The Public Benefits of the Lottery


The lottery is a form of gambling in which numbers are drawn to determine the winner of a prize. Prizes can be money or goods. Some lotteries have fixed prizes, while others offer a chance to win a larger prize based on the total number of tickets sold. Most state governments regulate and organize the lottery. In the United States, many states have a single state-run lottery while others authorize private companies to run national or regional lotteries. Some people play the lottery as a form of recreation, while others see it as a way to make money or improve their financial situation. Regardless of the reason for playing, some people feel that it is a wise use of their time and money.

The practice of drawing lots to make decisions and determine fates has a long history, with several instances in the Bible and other ancient sources. More recently, the lottery has become popular as a means to distribute large sums of money for public purposes. Despite criticisms that it encourages addictive behavior, promotes illegal gambling, and acts as a regressive tax on lower-income groups, state governments have come to depend heavily on the revenue generated by lotteries. As a result, there is a tension between the desire of government officials to increase revenue and the responsibility of those officials to protect the welfare of their constituents.

Lotteries have a unique ability to generate substantial revenue for government services without imposing onerous taxes on the middle and working classes, which may be why they have been so successful in gaining and retaining public approval. In addition to generating large sums of money, lottery proceeds can be earmarked for specific purposes such as education, which helps to appeal to people’s sense of social duty.

Because of their popularity, lotteries have been able to expand the scope of their offerings while minimizing the amount of money that is actually required from taxpayers. However, this arrangement is not sustainable for the long term, and the reliance on lottery revenues has led to some serious problems. For example, the proliferation of lottery products has made it difficult for state legislators to set reasonable spending limits and control state budgets. Moreover, the public has developed a growing expectation that lottery revenues will support the ever-expanding array of state services.

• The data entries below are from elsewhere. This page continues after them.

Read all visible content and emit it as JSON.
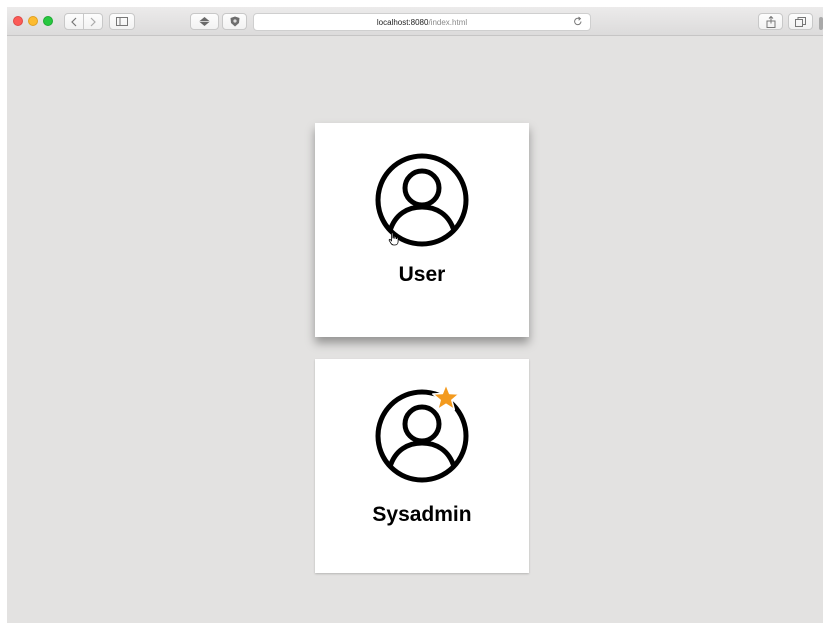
{
  "browser": {
    "url_host": "localhost:8080",
    "url_path": "/index.html",
    "icons": {
      "back": "chevron-left-icon",
      "forward": "chevron-right-icon",
      "sidebar": "sidebar-icon",
      "reload": "reload-icon",
      "share": "share-icon",
      "tabs": "tabs-icon"
    }
  },
  "cards": {
    "user": {
      "label": "User",
      "icon": "user-circle-icon"
    },
    "sysadmin": {
      "label": "Sysadmin",
      "icon": "user-circle-icon",
      "badge_icon": "star-icon"
    }
  },
  "colors": {
    "page_background": "#e3e2e1",
    "card_background": "#ffffff",
    "star": "#f39a1e"
  }
}
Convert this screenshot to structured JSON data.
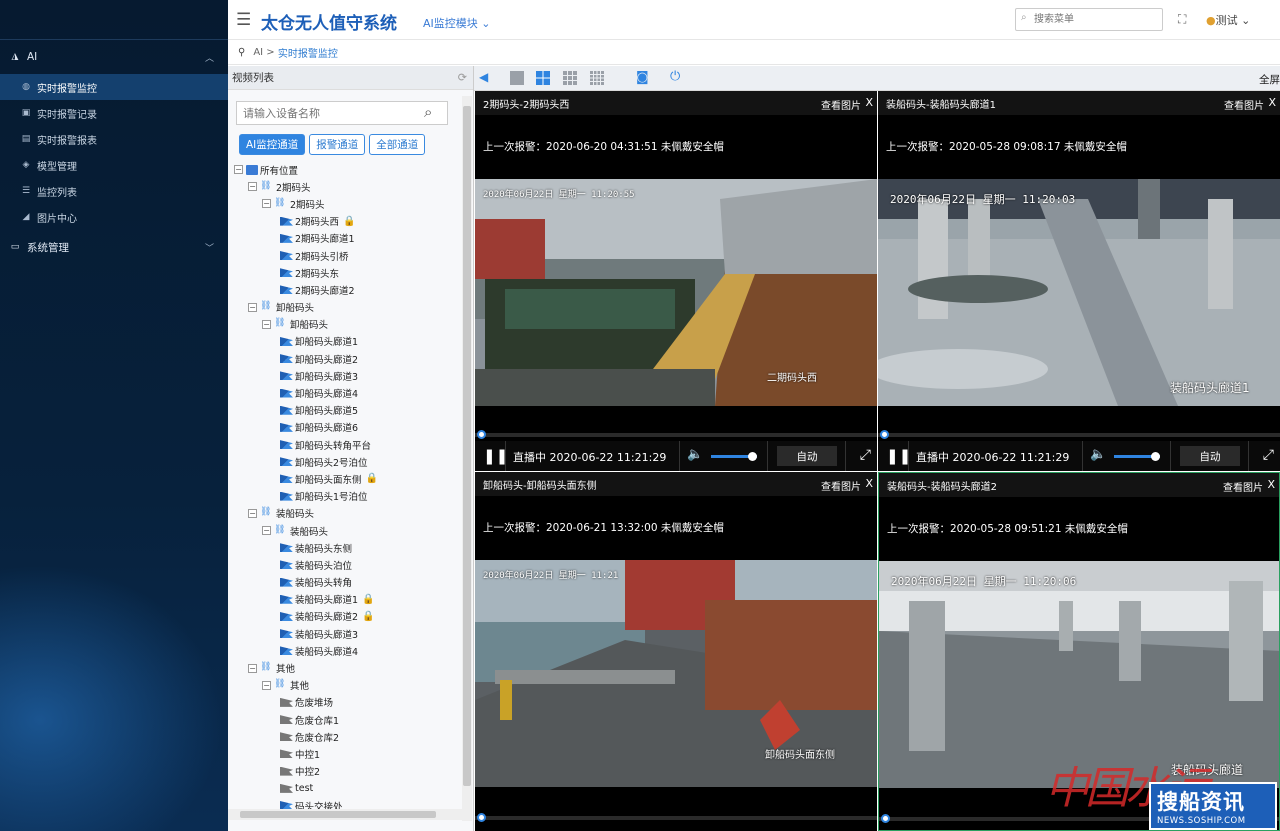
{
  "app": {
    "title": "太仓无人值守系统",
    "module": "AI监控模块 ⌄",
    "search_placeholder": "搜索菜单",
    "user": "测试 ⌄"
  },
  "sidebar": {
    "groups": [
      {
        "label": "AI",
        "icon": "ai-icon",
        "expanded": true,
        "items": [
          {
            "label": "实时报警监控",
            "icon": "globe-icon",
            "active": true
          },
          {
            "label": "实时报警记录",
            "icon": "record-icon"
          },
          {
            "label": "实时报警报表",
            "icon": "report-icon"
          },
          {
            "label": "模型管理",
            "icon": "model-icon"
          },
          {
            "label": "监控列表",
            "icon": "list-icon"
          },
          {
            "label": "图片中心",
            "icon": "chart-icon"
          }
        ]
      },
      {
        "label": "系统管理",
        "icon": "system-icon",
        "expanded": false
      }
    ]
  },
  "breadcrumb": {
    "root": "AI",
    "sep": " > ",
    "current": "实时报警监控"
  },
  "tree_panel": {
    "title": "视频列表",
    "search_placeholder": "请输入设备名称",
    "tabs": [
      "AI监控通道",
      "报警通道",
      "全部通道"
    ],
    "nodes": [
      {
        "level": 0,
        "type": "root",
        "toggle": "⊟",
        "label": "所有位置"
      },
      {
        "level": 1,
        "type": "group",
        "toggle": "⊟",
        "label": "2期码头"
      },
      {
        "level": 2,
        "type": "group",
        "toggle": "⊟",
        "label": "2期码头"
      },
      {
        "level": 3,
        "type": "cam",
        "label": "2期码头西",
        "locked": true
      },
      {
        "level": 3,
        "type": "cam",
        "label": "2期码头廊道1"
      },
      {
        "level": 3,
        "type": "cam",
        "label": "2期码头引桥"
      },
      {
        "level": 3,
        "type": "cam",
        "label": "2期码头东"
      },
      {
        "level": 3,
        "type": "cam",
        "label": "2期码头廊道2"
      },
      {
        "level": 1,
        "type": "group",
        "toggle": "⊟",
        "label": "卸船码头"
      },
      {
        "level": 2,
        "type": "group",
        "toggle": "⊟",
        "label": "卸船码头"
      },
      {
        "level": 3,
        "type": "cam",
        "label": "卸船码头廊道1"
      },
      {
        "level": 3,
        "type": "cam",
        "label": "卸船码头廊道2"
      },
      {
        "level": 3,
        "type": "cam",
        "label": "卸船码头廊道3"
      },
      {
        "level": 3,
        "type": "cam",
        "label": "卸船码头廊道4"
      },
      {
        "level": 3,
        "type": "cam",
        "label": "卸船码头廊道5"
      },
      {
        "level": 3,
        "type": "cam",
        "label": "卸船码头廊道6"
      },
      {
        "level": 3,
        "type": "cam",
        "label": "卸船码头转角平台"
      },
      {
        "level": 3,
        "type": "cam",
        "label": "卸船码头2号泊位"
      },
      {
        "level": 3,
        "type": "cam",
        "label": "卸船码头面东侧",
        "locked": true
      },
      {
        "level": 3,
        "type": "cam",
        "label": "卸船码头1号泊位"
      },
      {
        "level": 1,
        "type": "group",
        "toggle": "⊟",
        "label": "装船码头"
      },
      {
        "level": 2,
        "type": "group",
        "toggle": "⊟",
        "label": "装船码头"
      },
      {
        "level": 3,
        "type": "cam",
        "label": "装船码头东侧"
      },
      {
        "level": 3,
        "type": "cam",
        "label": "装船码头泊位"
      },
      {
        "level": 3,
        "type": "cam",
        "label": "装船码头转角"
      },
      {
        "level": 3,
        "type": "cam",
        "label": "装船码头廊道1",
        "locked": true
      },
      {
        "level": 3,
        "type": "cam",
        "label": "装船码头廊道2",
        "locked": true
      },
      {
        "level": 3,
        "type": "cam",
        "label": "装船码头廊道3"
      },
      {
        "level": 3,
        "type": "cam",
        "label": "装船码头廊道4"
      },
      {
        "level": 1,
        "type": "group",
        "toggle": "⊟",
        "label": "其他"
      },
      {
        "level": 2,
        "type": "group",
        "toggle": "⊟",
        "label": "其他"
      },
      {
        "level": 3,
        "type": "cam-off",
        "label": "危废堆场"
      },
      {
        "level": 3,
        "type": "cam-off",
        "label": "危废仓库1"
      },
      {
        "level": 3,
        "type": "cam-off",
        "label": "危废仓库2"
      },
      {
        "level": 3,
        "type": "cam-off",
        "label": "中控1"
      },
      {
        "level": 3,
        "type": "cam-off",
        "label": "中控2"
      },
      {
        "level": 3,
        "type": "cam-off",
        "label": "test"
      },
      {
        "level": 3,
        "type": "cam",
        "label": "码头交接处"
      }
    ]
  },
  "toolbar": {
    "fullscreen": "全屏",
    "colors": {
      "accent": "#2f84e0"
    }
  },
  "panels": [
    {
      "title": "2期码头-2期码头西",
      "view_pic": "查看图片",
      "close": "X",
      "alarm": "上一次报警：2020-06-20 04:31:51 未佩戴安全帽",
      "timestamp": "2020年06月22日 星期一 11:20:55",
      "cam_label": "二期码头西",
      "status": "直播中 2020-06-22 11:21:29",
      "mode": "自动"
    },
    {
      "title": "装船码头-装船码头廊道1",
      "view_pic": "查看图片",
      "close": "X",
      "alarm": "上一次报警：2020-05-28 09:08:17 未佩戴安全帽",
      "timestamp": "2020年06月22日 星期一 11:20:03",
      "cam_label": "装船码头廊道1",
      "status": "直播中 2020-06-22 11:21:29",
      "mode": "自动"
    },
    {
      "title": "卸船码头-卸船码头面东侧",
      "view_pic": "查看图片",
      "close": "X",
      "alarm": "上一次报警：2020-06-21 13:32:00 未佩戴安全帽",
      "timestamp": "2020年06月22日 星期一 11:21",
      "cam_label": "卸船码头面东侧",
      "status": "",
      "mode": ""
    },
    {
      "title": "装船码头-装船码头廊道2",
      "view_pic": "查看图片",
      "close": "X",
      "alarm": "上一次报警：2020-05-28 09:51:21 未佩戴安全帽",
      "timestamp": "2020年06月22日 星期一 11:20:06",
      "cam_label": "装船码头廊道",
      "status": "",
      "mode": ""
    }
  ],
  "watermark": {
    "cn_red": "中国水运",
    "cn": "搜船资讯",
    "en": "NEWS.SOSHIP.COM"
  }
}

Whether or not state legislators want to admit it, the lottery is a major source of government revenue and has a powerful influence on spending habits. In fact, the popularity of the lottery is so strong that people spend billions of dollars annually on tickets that could be used to save for retirement or college tuition. Although this is not a significant amount of money overall, it represents a considerable sacrifice by individuals who could otherwise be saving for their futures. Lottery participants must also consider the psychological impact of losing a ticket, which can have a devastating effect on their self-esteem. In addition, the lottery can lead to an unhealthy focus on short-term gains. This is especially true if the jackpots are often enormous, as they are in the United States.